# Task to carry out
Look through the entries. Copy each line that has the word "term".

Data excerpts:
:::

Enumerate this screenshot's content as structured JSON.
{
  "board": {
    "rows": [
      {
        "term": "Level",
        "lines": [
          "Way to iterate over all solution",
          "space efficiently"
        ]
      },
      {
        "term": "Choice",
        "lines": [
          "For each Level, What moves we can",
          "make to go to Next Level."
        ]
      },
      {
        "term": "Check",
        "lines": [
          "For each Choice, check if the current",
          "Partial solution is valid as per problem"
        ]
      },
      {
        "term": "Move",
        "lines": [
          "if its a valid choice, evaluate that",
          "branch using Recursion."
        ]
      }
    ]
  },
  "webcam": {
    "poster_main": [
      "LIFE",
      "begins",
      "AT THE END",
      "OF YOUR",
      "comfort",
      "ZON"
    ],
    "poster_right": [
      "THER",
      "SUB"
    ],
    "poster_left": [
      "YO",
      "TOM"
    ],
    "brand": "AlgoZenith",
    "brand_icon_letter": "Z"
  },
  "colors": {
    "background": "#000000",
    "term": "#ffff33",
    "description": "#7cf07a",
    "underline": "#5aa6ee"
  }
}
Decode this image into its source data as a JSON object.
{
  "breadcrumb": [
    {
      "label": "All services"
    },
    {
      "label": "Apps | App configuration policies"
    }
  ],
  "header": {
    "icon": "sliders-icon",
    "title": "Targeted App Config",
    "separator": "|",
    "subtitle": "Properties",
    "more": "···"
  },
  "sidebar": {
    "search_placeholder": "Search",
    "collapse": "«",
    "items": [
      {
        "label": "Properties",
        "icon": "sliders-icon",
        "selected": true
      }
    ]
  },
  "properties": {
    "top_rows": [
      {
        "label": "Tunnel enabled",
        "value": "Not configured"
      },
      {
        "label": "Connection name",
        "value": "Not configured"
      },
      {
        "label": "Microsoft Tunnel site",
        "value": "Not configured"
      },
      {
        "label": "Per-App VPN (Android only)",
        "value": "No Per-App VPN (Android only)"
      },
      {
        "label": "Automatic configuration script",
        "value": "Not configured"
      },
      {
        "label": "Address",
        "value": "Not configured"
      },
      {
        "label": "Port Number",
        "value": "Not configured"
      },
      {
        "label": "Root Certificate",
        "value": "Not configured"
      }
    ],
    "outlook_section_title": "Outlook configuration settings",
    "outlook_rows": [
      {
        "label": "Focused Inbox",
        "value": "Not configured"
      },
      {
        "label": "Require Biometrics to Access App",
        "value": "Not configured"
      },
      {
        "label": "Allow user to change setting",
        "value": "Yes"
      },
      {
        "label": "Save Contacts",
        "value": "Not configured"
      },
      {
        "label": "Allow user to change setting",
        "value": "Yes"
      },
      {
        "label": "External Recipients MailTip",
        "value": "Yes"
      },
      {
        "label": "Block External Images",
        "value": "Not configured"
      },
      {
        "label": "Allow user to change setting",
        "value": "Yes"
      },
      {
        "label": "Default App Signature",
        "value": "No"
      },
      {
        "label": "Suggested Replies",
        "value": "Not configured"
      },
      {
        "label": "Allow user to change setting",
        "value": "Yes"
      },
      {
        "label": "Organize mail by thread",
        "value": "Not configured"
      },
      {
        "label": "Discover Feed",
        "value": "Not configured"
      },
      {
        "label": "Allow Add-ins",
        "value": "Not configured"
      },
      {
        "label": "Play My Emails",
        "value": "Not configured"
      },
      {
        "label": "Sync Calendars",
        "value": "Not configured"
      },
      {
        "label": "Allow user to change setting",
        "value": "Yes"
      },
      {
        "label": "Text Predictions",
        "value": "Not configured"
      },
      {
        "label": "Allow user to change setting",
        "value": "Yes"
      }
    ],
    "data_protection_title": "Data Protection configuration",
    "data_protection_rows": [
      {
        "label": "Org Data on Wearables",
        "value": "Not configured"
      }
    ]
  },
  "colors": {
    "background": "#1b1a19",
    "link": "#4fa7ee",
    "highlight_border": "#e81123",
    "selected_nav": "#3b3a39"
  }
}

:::

# Exercise result
        "term": "Level",
        "term": "Choice",
        "term": "Check",
        "term": "Move",
    "term": "#ffff33",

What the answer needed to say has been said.